Content starts

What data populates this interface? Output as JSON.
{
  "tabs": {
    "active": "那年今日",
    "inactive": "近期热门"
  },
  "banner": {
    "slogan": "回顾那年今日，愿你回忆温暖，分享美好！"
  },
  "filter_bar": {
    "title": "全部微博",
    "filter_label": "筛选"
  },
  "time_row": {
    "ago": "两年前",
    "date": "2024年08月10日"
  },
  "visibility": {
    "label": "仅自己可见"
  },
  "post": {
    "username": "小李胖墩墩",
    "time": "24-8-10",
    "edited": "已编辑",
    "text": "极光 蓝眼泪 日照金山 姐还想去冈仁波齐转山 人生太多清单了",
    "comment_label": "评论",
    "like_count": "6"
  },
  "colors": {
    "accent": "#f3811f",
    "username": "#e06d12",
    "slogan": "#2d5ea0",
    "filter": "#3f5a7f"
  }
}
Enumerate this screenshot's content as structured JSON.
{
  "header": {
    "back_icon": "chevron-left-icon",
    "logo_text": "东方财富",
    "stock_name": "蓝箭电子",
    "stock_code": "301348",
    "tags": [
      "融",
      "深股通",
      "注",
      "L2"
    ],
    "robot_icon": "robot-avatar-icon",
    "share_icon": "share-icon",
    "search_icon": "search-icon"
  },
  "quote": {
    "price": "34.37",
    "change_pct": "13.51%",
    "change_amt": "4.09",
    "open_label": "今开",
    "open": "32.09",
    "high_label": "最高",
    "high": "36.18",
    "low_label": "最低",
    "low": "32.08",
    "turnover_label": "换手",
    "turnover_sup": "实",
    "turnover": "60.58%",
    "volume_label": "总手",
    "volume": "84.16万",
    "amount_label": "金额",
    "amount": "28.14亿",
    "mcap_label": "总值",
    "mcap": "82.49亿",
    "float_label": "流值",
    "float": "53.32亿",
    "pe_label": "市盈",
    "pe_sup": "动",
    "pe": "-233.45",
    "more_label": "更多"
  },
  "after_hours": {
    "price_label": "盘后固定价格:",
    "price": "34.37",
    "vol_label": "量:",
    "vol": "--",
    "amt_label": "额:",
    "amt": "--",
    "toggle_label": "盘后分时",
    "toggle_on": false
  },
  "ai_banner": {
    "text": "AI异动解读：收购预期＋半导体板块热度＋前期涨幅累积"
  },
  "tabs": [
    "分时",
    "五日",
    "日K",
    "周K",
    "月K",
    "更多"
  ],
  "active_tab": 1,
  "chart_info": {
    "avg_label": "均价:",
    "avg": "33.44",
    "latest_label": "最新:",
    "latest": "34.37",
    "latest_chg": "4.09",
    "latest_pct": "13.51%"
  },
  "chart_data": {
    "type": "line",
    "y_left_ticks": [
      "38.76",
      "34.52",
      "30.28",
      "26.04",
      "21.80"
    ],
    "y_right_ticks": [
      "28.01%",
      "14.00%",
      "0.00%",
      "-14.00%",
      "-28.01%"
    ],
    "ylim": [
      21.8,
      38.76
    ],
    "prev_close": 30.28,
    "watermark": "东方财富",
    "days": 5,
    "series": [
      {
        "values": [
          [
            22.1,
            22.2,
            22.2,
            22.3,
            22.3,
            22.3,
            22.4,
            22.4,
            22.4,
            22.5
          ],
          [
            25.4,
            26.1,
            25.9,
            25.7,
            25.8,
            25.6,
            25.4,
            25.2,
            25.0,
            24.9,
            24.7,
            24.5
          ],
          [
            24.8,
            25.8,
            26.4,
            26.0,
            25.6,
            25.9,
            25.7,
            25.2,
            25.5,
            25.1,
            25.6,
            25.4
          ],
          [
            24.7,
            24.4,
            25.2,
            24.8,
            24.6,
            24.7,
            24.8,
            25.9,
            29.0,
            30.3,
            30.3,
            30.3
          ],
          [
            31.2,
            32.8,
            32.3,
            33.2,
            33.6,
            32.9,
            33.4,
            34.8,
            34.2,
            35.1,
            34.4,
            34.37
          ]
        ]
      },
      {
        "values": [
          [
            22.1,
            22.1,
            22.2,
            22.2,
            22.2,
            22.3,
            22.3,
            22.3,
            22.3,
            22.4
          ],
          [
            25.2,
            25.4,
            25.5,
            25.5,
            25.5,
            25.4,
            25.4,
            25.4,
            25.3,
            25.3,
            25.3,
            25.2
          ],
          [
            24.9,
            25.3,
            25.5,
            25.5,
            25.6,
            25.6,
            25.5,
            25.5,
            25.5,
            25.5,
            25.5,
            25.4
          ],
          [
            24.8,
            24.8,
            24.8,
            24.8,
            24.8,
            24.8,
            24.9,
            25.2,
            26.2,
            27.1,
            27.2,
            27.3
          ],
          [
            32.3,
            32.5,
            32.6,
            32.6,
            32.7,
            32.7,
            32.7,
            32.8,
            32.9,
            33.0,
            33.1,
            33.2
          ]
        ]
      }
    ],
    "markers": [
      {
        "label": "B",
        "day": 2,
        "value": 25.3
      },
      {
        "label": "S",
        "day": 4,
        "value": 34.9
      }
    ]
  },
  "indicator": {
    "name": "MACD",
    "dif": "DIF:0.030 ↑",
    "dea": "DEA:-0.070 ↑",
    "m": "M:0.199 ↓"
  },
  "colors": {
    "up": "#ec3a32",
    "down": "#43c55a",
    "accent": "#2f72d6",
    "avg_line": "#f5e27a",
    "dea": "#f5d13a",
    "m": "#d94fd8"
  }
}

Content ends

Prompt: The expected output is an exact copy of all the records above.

Solution to the problem:
What data populates this interface? Output as JSON.
{
  "tabs": {
    "active": "那年今日",
    "inactive": "近期热门"
  },
  "banner": {
    "slogan": "回顾那年今日，愿你回忆温暖，分享美好！"
  },
  "filter_bar": {
    "title": "全部微博",
    "filter_label": "筛选"
  },
  "time_row": {
    "ago": "两年前",
    "date": "2024年08月10日"
  },
  "visibility": {
    "label": "仅自己可见"
  },
  "post": {
    "username": "小李胖墩墩",
    "time": "24-8-10",
    "edited": "已编辑",
    "text": "极光 蓝眼泪 日照金山 姐还想去冈仁波齐转山 人生太多清单了",
    "comment_label": "评论",
    "like_count": "6"
  },
  "colors": {
    "accent": "#f3811f",
    "username": "#e06d12",
    "slogan": "#2d5ea0",
    "filter": "#3f5a7f"
  }
}
Enumerate this screenshot's content as structured JSON.
{
  "header": {
    "back_icon": "chevron-left-icon",
    "logo_text": "东方财富",
    "stock_name": "蓝箭电子",
    "stock_code": "301348",
    "tags": [
      "融",
      "深股通",
      "注",
      "L2"
    ],
    "robot_icon": "robot-avatar-icon",
    "share_icon": "share-icon",
    "search_icon": "search-icon"
  },
  "quote": {
    "price": "34.37",
    "change_pct": "13.51%",
    "change_amt": "4.09",
    "open_label": "今开",
    "open": "32.09",
    "high_label": "最高",
    "high": "36.18",
    "low_label": "最低",
    "low": "32.08",
    "turnover_label": "换手",
    "turnover_sup": "实",
    "turnover": "60.58%",
    "volume_label": "总手",
    "volume": "84.16万",
    "amount_label": "金额",
    "amount": "28.14亿",
    "mcap_label": "总值",
    "mcap": "82.49亿",
    "float_label": "流值",
    "float": "53.32亿",
    "pe_label": "市盈",
    "pe_sup": "动",
    "pe": "-233.45",
    "more_label": "更多"
  },
  "after_hours": {
    "price_label": "盘后固定价格:",
    "price": "34.37",
    "vol_label": "量:",
    "vol": "--",
    "amt_label": "额:",
    "amt": "--",
    "toggle_label": "盘后分时",
    "toggle_on": false
  },
  "ai_banner": {
    "text": "AI异动解读：收购预期＋半导体板块热度＋前期涨幅累积"
  },
  "tabs": [
    "分时",
    "五日",
    "日K",
    "周K",
    "月K",
    "更多"
  ],
  "active_tab": 1,
  "chart_info": {
    "avg_label": "均价:",
    "avg": "33.44",
    "latest_label": "最新:",
    "latest": "34.37",
    "latest_chg": "4.09",
    "latest_pct": "13.51%"
  },
  "chart_data": {
    "type": "line",
    "y_left_ticks": [
      "38.76",
      "34.52",
      "30.28",
      "26.04",
      "21.80"
    ],
    "y_right_ticks": [
      "28.01%",
      "14.00%",
      "0.00%",
      "-14.00%",
      "-28.01%"
    ],
    "ylim": [
      21.8,
      38.76
    ],
    "prev_close": 30.28,
    "watermark": "东方财富",
    "days": 5,
    "series": [
      {
        "values": [
          [
            22.1,
            22.2,
            22.2,
            22.3,
            22.3,
            22.3,
            22.4,
            22.4,
            22.4,
            22.5
          ],
          [
            25.4,
            26.1,
            25.9,
            25.7,
            25.8,
            25.6,
            25.4,
            25.2,
            25.0,
            24.9,
            24.7,
            24.5
          ],
          [
            24.8,
            25.8,
            26.4,
            26.0,
            25.6,
            25.9,
            25.7,
            25.2,
            25.5,
            25.1,
            25.6,
            25.4
          ],
          [
            24.7,
            24.4,
            25.2,
            24.8,
            24.6,
            24.7,
            24.8,
            25.9,
            29.0,
            30.3,
            30.3,
            30.3
          ],
          [
            31.2,
            32.8,
            32.3,
            33.2,
            33.6,
            32.9,
            33.4,
            34.8,
            34.2,
            35.1,
            34.4,
            34.37
          ]
        ]
      },
      {
        "values": [
          [
            22.1,
            22.1,
            22.2,
            22.2,
            22.2,
            22.3,
            22.3,
            22.3,
            22.3,
            22.4
          ],
          [
            25.2,
            25.4,
            25.5,
            25.5,
            25.5,
            25.4,
            25.4,
            25.4,
            25.3,
            25.3,
            25.3,
            25.2
          ],
          [
            24.9,
            25.3,
            25.5,
            25.5,
            25.6,
            25.6,
            25.5,
            25.5,
            25.5,
            25.5,
            25.5,
            25.4
          ],
          [
            24.8,
            24.8,
            24.8,
            24.8,
            24.8,
            24.8,
            24.9,
            25.2,
            26.2,
            27.1,
            27.2,
            27.3
          ],
          [
            32.3,
            32.5,
            32.6,
            32.6,
            32.7,
            32.7,
            32.7,
            32.8,
            32.9,
            33.0,
            33.1,
            33.2
          ]
        ]
      }
    ],
    "markers": [
      {
        "label": "B",
        "day": 2,
        "value": 25.3
      },
      {
        "label": "S",
        "day": 4,
        "value": 34.9
      }
    ]
  },
  "indicator": {
    "name": "MACD",
    "dif": "DIF:0.030 ↑",
    "dea": "DEA:-0.070 ↑",
    "m": "M:0.199 ↓"
  },
  "colors": {
    "up": "#ec3a32",
    "down": "#43c55a",
    "accent": "#2f72d6",
    "avg_line": "#f5e27a",
    "dea": "#f5d13a",
    "m": "#d94fd8"
  }
}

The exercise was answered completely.